**What you should do**
Among the entries below, count the lines that contain the word "false". Respond with the count only.

=== Excerpted records ===

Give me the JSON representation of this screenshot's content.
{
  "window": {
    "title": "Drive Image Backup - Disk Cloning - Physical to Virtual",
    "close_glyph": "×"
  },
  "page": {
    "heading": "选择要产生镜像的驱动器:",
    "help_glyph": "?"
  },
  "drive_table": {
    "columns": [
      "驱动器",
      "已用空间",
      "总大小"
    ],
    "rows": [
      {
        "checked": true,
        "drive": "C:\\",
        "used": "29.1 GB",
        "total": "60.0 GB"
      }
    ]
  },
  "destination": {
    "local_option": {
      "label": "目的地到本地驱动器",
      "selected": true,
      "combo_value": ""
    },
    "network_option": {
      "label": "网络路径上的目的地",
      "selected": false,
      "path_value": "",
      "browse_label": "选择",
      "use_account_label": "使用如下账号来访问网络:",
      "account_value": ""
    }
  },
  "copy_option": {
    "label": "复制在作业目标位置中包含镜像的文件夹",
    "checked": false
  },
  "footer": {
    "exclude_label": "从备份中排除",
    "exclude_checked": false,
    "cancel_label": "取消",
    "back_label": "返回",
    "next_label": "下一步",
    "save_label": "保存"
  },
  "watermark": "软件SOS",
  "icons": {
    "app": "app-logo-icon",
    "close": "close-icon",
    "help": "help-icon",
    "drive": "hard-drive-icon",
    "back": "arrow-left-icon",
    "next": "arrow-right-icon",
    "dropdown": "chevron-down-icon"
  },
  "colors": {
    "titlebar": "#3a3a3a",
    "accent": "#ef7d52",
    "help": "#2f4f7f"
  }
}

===

**Worked solution**
3